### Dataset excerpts

○ ○ ○ ○

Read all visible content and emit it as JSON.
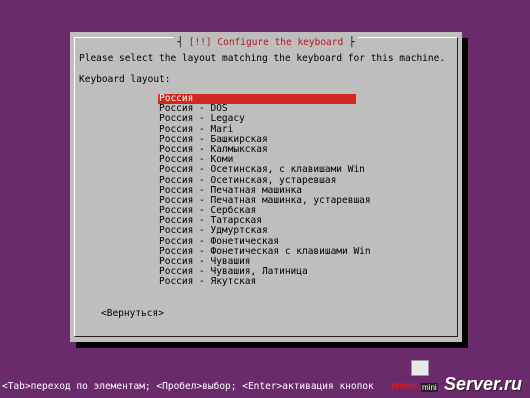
{
  "dialog": {
    "title_left": "[!!]",
    "title_text": "Configure the keyboard",
    "prompt": "Please select the layout matching the keyboard for this machine.",
    "field_label": "Keyboard layout:",
    "options": [
      "Россия",
      "Россия - DOS",
      "Россия - Legacy",
      "Россия - Mari",
      "Россия - Башкирская",
      "Россия - Калмыкская",
      "Россия - Коми",
      "Россия - Осетинская, с клавишами Win",
      "Россия - Осетинская, устаревшая",
      "Россия - Печатная машинка",
      "Россия - Печатная машинка, устаревшая",
      "Россия - Сербская",
      "Россия - Татарская",
      "Россия - Удмуртская",
      "Россия - Фонетическая",
      "Россия - Фонетическая с клавишами Win",
      "Россия - Чувашия",
      "Россия - Чувашия, Латиница",
      "Россия - Якутская"
    ],
    "selected_index": 0,
    "back_button": "<Вернуться>"
  },
  "statusbar": {
    "text": "<Tab>переход по элементам; <Пробел>выбор; <Enter>активация кнопок"
  },
  "watermark": {
    "www": "www.",
    "mini": "mini",
    "main": "Server.ru"
  },
  "colors": {
    "background": "#6b2a6b",
    "dialog": "#bebebe",
    "selection": "#d0281e",
    "title": "#b11a1a"
  }
}
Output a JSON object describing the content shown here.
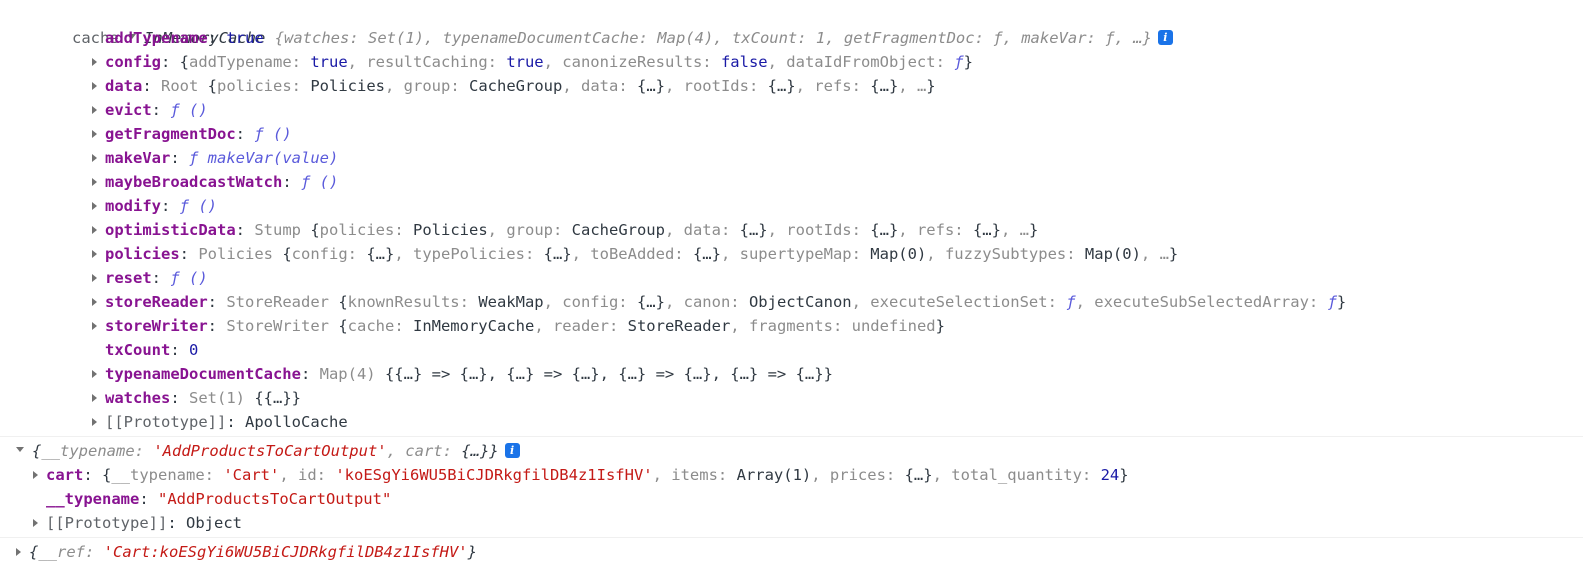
{
  "console": {
    "context_label": "cache",
    "info_badge_glyph": "i",
    "entries": [
      {
        "header": {
          "class_name": "InMemoryCache",
          "preview": "{watches: Set(1), typenameDocumentCache: Map(4), txCount: 1, getFragmentDoc: ƒ, makeVar: ƒ, …}"
        },
        "properties": [
          {
            "name": "addTypename",
            "value": "true",
            "kind": "bool",
            "expandable": false
          },
          {
            "name": "config",
            "value": "{addTypename: true, resultCaching: true, canonizeResults: false, dataIdFromObject: ƒ}",
            "kind": "preview",
            "expandable": true
          },
          {
            "name": "data",
            "value": "Root {policies: Policies, group: CacheGroup, data: {…}, rootIds: {…}, refs: {…}, …}",
            "kind": "preview",
            "expandable": true
          },
          {
            "name": "evict",
            "value": "ƒ ()",
            "kind": "fn",
            "expandable": true
          },
          {
            "name": "getFragmentDoc",
            "value": "ƒ ()",
            "kind": "fn",
            "expandable": true
          },
          {
            "name": "makeVar",
            "value": "ƒ makeVar(value)",
            "kind": "fn",
            "expandable": true
          },
          {
            "name": "maybeBroadcastWatch",
            "value": "ƒ ()",
            "kind": "fn",
            "expandable": true
          },
          {
            "name": "modify",
            "value": "ƒ ()",
            "kind": "fn",
            "expandable": true
          },
          {
            "name": "optimisticData",
            "value": "Stump {policies: Policies, group: CacheGroup, data: {…}, rootIds: {…}, refs: {…}, …}",
            "kind": "preview",
            "expandable": true
          },
          {
            "name": "policies",
            "value": "Policies {config: {…}, typePolicies: {…}, toBeAdded: {…}, supertypeMap: Map(0), fuzzySubtypes: Map(0), …}",
            "kind": "preview",
            "expandable": true
          },
          {
            "name": "reset",
            "value": "ƒ ()",
            "kind": "fn",
            "expandable": true
          },
          {
            "name": "storeReader",
            "value": "StoreReader {knownResults: WeakMap, config: {…}, canon: ObjectCanon, executeSelectionSet: ƒ, executeSubSelectedArray: ƒ}",
            "kind": "preview",
            "expandable": true
          },
          {
            "name": "storeWriter",
            "value": "StoreWriter {cache: InMemoryCache, reader: StoreReader, fragments: undefined}",
            "kind": "preview",
            "expandable": true
          },
          {
            "name": "txCount",
            "value": "0",
            "kind": "num",
            "expandable": false
          },
          {
            "name": "typenameDocumentCache",
            "value": "Map(4) {{…} => {…}, {…} => {…}, {…} => {…}, {…} => {…}}",
            "kind": "preview",
            "expandable": true
          },
          {
            "name": "watches",
            "value": "Set(1) {{…}}",
            "kind": "preview",
            "expandable": true
          },
          {
            "name": "[[Prototype]]",
            "value": "ApolloCache",
            "kind": "internal",
            "expandable": true
          }
        ]
      },
      {
        "header": {
          "class_name": "",
          "preview": "{__typename: 'AddProductsToCartOutput', cart: {…}}"
        },
        "properties": [
          {
            "name": "cart",
            "value": "{__typename: 'Cart', id: 'koESgYi6WU5BiCJDRkgfilDB4z1IsfHV', items: Array(1), prices: {…}, total_quantity: 24}",
            "kind": "preview",
            "expandable": true
          },
          {
            "name": "__typename",
            "value": "\"AddProductsToCartOutput\"",
            "kind": "str",
            "expandable": false
          },
          {
            "name": "[[Prototype]]",
            "value": "Object",
            "kind": "internal",
            "expandable": true
          }
        ]
      },
      {
        "header": {
          "class_name": "",
          "preview": "{__ref: 'Cart:koESgYi6WU5BiCJDRkgfilDB4z1IsfHV'}"
        },
        "properties": []
      }
    ]
  }
}
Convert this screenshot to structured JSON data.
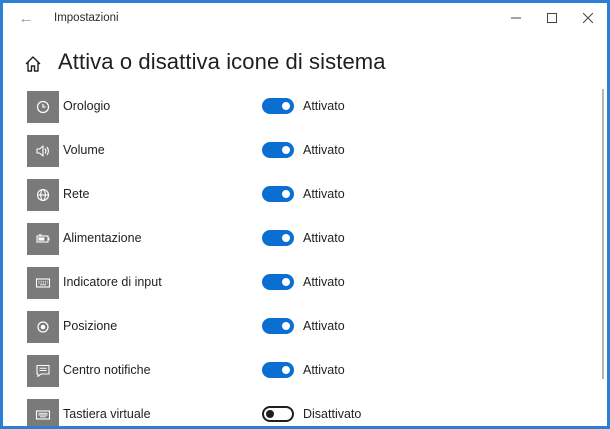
{
  "window": {
    "title": "Impostazioni"
  },
  "page": {
    "title": "Attiva o disattiva icone di sistema"
  },
  "rows": [
    {
      "label": "Orologio",
      "icon": "clock-icon",
      "enabled": true,
      "state": "Attivato"
    },
    {
      "label": "Volume",
      "icon": "volume-icon",
      "enabled": true,
      "state": "Attivato"
    },
    {
      "label": "Rete",
      "icon": "network-globe-icon",
      "enabled": true,
      "state": "Attivato"
    },
    {
      "label": "Alimentazione",
      "icon": "battery-icon",
      "enabled": true,
      "state": "Attivato"
    },
    {
      "label": "Indicatore di input",
      "icon": "keyboard-icon",
      "enabled": true,
      "state": "Attivato"
    },
    {
      "label": "Posizione",
      "icon": "location-icon",
      "enabled": true,
      "state": "Attivato"
    },
    {
      "label": "Centro notifiche",
      "icon": "notification-center-icon",
      "enabled": true,
      "state": "Attivato"
    },
    {
      "label": "Tastiera virtuale",
      "icon": "touch-keyboard-icon",
      "enabled": false,
      "state": "Disattivato"
    }
  ],
  "colors": {
    "accent": "#0a6fd0",
    "tile": "#7a7a7a",
    "frame": "#2d7fd3"
  }
}
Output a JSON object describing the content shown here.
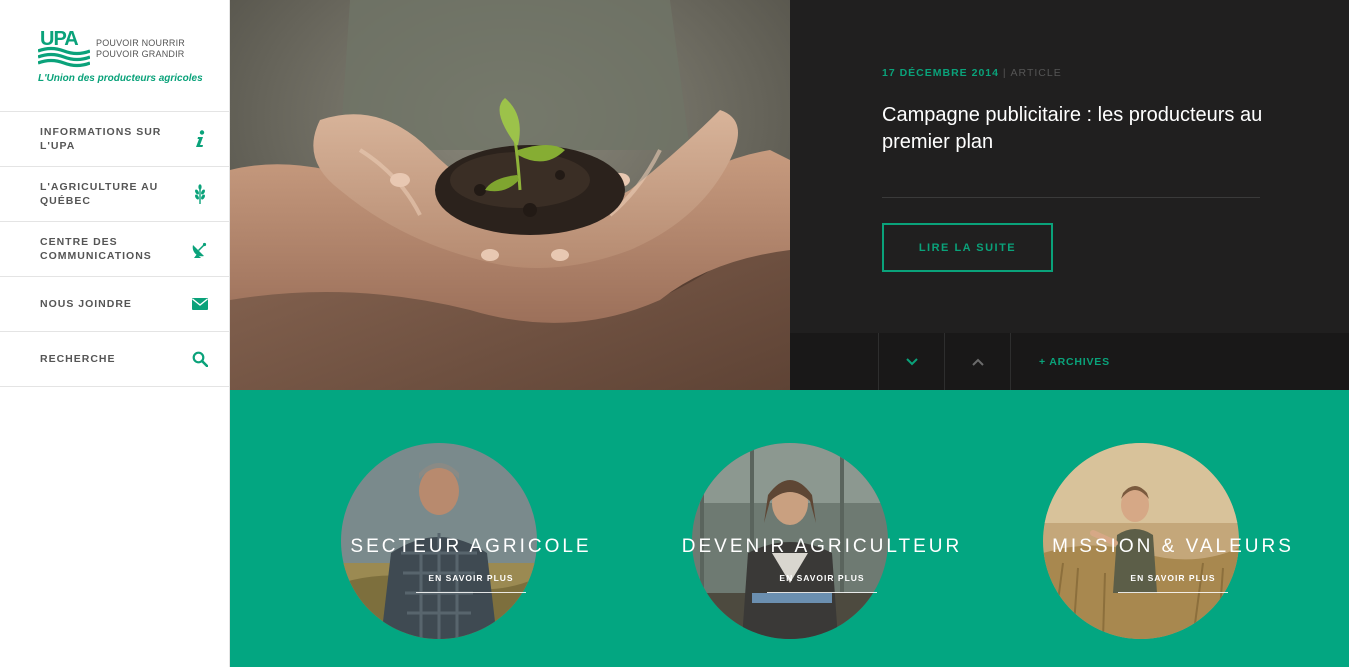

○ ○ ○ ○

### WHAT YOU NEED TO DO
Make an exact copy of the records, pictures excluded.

### RESPONSE BOX
Read all visible content and emit it as JSON.
{
  "dialog": {
    "title_left": "[!!]",
    "title_text": "Configure the keyboard",
    "prompt": "Please select the layout matching the keyboard for this machine.",
    "field_label": "Keyboard layout:",
    "options": [
      "Россия",
      "Россия - DOS",
      "Россия - Legacy",
      "Россия - Mari",
      "Россия - Башкирская",
      "Россия - Калмыкская",
      "Россия - Коми",
      "Россия - Осетинская, с клавишами Win",
      "Россия - Осетинская, устаревшая",
      "Россия - Печатная машинка",
      "Россия - Печатная машинка, устаревшая",
      "Россия - Сербская",
      "Россия - Татарская",
      "Россия - Удмуртская",
      "Россия - Фонетическая",
      "Россия - Фонетическая с клавишами Win",
      "Россия - Чувашия",
      "Россия - Чувашия, Латиница",
      "Россия - Якутская"
    ],
    "selected_index": 0,
    "back_button": "<Вернуться>"
  },
  "statusbar": {
    "text": "<Tab>переход по элементам; <Пробел>выбор; <Enter>активация кнопок"
  },
  "watermark": {
    "www": "www.",
    "mini": "mini",
    "main": "Server.ru"
  },
  "colors": {
    "background": "#6b2a6b",
    "dialog": "#bebebe",
    "selection": "#d0281e",
    "title": "#b11a1a"
  }
}
Output a JSON object describing the content shown here.
{
  "console": {
    "context_label": "cache",
    "info_badge_glyph": "i",
    "entries": [
      {
        "header": {
          "class_name": "InMemoryCache",
          "preview": "{watches: Set(1), typenameDocumentCache: Map(4), txCount: 1, getFragmentDoc: ƒ, makeVar: ƒ, …}"
        },
        "properties": [
          {
            "name": "addTypename",
            "value": "true",
            "kind": "bool",
            "expandable": false
          },
          {
            "name": "config",
            "value": "{addTypename: true, resultCaching: true, canonizeResults: false, dataIdFromObject: ƒ}",
            "kind": "preview",
            "expandable": true
          },
          {
            "name": "data",
            "value": "Root {policies: Policies, group: CacheGroup, data: {…}, rootIds: {…}, refs: {…}, …}",
            "kind": "preview",
            "expandable": true
          },
          {
            "name": "evict",
            "value": "ƒ ()",
            "kind": "fn",
            "expandable": true
          },
          {
            "name": "getFragmentDoc",
            "value": "ƒ ()",
            "kind": "fn",
            "expandable": true
          },
          {
            "name": "makeVar",
            "value": "ƒ makeVar(value)",
            "kind": "fn",
            "expandable": true
          },
          {
            "name": "maybeBroadcastWatch",
            "value": "ƒ ()",
            "kind": "fn",
            "expandable": true
          },
          {
            "name": "modify",
            "value": "ƒ ()",
            "kind": "fn",
            "expandable": true
          },
          {
            "name": "optimisticData",
            "value": "Stump {policies: Policies, group: CacheGroup, data: {…}, rootIds: {…}, refs: {…}, …}",
            "kind": "preview",
            "expandable": true
          },
          {
            "name": "policies",
            "value": "Policies {config: {…}, typePolicies: {…}, toBeAdded: {…}, supertypeMap: Map(0), fuzzySubtypes: Map(0), …}",
            "kind": "preview",
            "expandable": true
          },
          {
            "name": "reset",
            "value": "ƒ ()",
            "kind": "fn",
            "expandable": true
          },
          {
            "name": "storeReader",
            "value": "StoreReader {knownResults: WeakMap, config: {…}, canon: ObjectCanon, executeSelectionSet: ƒ, executeSubSelectedArray: ƒ}",
            "kind": "preview",
            "expandable": true
          },
          {
            "name": "storeWriter",
            "value": "StoreWriter {cache: InMemoryCache, reader: StoreReader, fragments: undefined}",
            "kind": "preview",
            "expandable": true
          },
          {
            "name": "txCount",
            "value": "0",
            "kind": "num",
            "expandable": false
          },
          {
            "name": "typenameDocumentCache",
            "value": "Map(4) {{…} => {…}, {…} => {…}, {…} => {…}, {…} => {…}}",
            "kind": "preview",
            "expandable": true
          },
          {
            "name": "watches",
            "value": "Set(1) {{…}}",
            "kind": "preview",
            "expandable": true
          },
          {
            "name": "[[Prototype]]",
            "value": "ApolloCache",
            "kind": "internal",
            "expandable": true
          }
        ]
      },
      {
        "header": {
          "class_name": "",
          "preview": "{__typename: 'AddProductsToCartOutput', cart: {…}}"
        },
        "properties": [
          {
            "name": "cart",
            "value": "{__typename: 'Cart', id: 'koESgYi6WU5BiCJDRkgfilDB4z1IsfHV', items: Array(1), prices: {…}, total_quantity: 24}",
            "kind": "preview",
            "expandable": true
          },
          {
            "name": "__typename",
            "value": "\"AddProductsToCartOutput\"",
            "kind": "str",
            "expandable": false
          },
          {
            "name": "[[Prototype]]",
            "value": "Object",
            "kind": "internal",
            "expandable": true
          }
        ]
      },
      {
        "header": {
          "class_name": "",
          "preview": "{__ref: 'Cart:koESgYi6WU5BiCJDRkgfilDB4z1IsfHV'}"
        },
        "properties": []
      }
    ]
  }
}
Convert this screenshot to structured JSON data.
{
  "window": {
    "title": "Impostazioni"
  },
  "page": {
    "title": "Attiva o disattiva icone di sistema"
  },
  "rows": [
    {
      "label": "Orologio",
      "icon": "clock-icon",
      "enabled": true,
      "state": "Attivato"
    },
    {
      "label": "Volume",
      "icon": "volume-icon",
      "enabled": true,
      "state": "Attivato"
    },
    {
      "label": "Rete",
      "icon": "network-globe-icon",
      "enabled": true,
      "state": "Attivato"
    },
    {
      "label": "Alimentazione",
      "icon": "battery-icon",
      "enabled": true,
      "state": "Attivato"
    },
    {
      "label": "Indicatore di input",
      "icon": "keyboard-icon",
      "enabled": true,
      "state": "Attivato"
    },
    {
      "label": "Posizione",
      "icon": "location-icon",
      "enabled": true,
      "state": "Attivato"
    },
    {
      "label": "Centro notifiche",
      "icon": "notification-center-icon",
      "enabled": true,
      "state": "Attivato"
    },
    {
      "label": "Tastiera virtuale",
      "icon": "touch-keyboard-icon",
      "enabled": false,
      "state": "Disattivato"
    }
  ],
  "colors": {
    "accent": "#0a6fd0",
    "tile": "#7a7a7a",
    "frame": "#2d7fd3"
  }
}
Output a JSON object describing the content shown here.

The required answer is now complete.